● **ABOUT THIS EXERCISE**
Check each line of the records below and collect those that include the word "cuncun".

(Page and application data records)
──────────────────────────────

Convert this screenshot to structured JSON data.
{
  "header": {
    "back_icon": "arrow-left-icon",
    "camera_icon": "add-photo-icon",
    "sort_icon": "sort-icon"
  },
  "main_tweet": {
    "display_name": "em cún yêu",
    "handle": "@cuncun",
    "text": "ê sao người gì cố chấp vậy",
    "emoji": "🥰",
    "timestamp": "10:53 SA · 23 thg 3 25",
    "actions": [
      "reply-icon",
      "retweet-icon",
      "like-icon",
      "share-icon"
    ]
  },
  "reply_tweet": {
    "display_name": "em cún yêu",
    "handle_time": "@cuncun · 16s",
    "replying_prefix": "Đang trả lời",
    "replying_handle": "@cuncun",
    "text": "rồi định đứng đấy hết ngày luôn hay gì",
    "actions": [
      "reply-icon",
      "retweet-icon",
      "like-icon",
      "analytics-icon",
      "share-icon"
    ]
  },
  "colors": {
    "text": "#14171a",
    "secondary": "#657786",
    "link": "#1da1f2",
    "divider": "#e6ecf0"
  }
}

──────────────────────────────

● **ANSWER SECTION**
    "handle": "@cuncun",
    "handle_time": "@cuncun · 16s",
    "replying_handle": "@cuncun",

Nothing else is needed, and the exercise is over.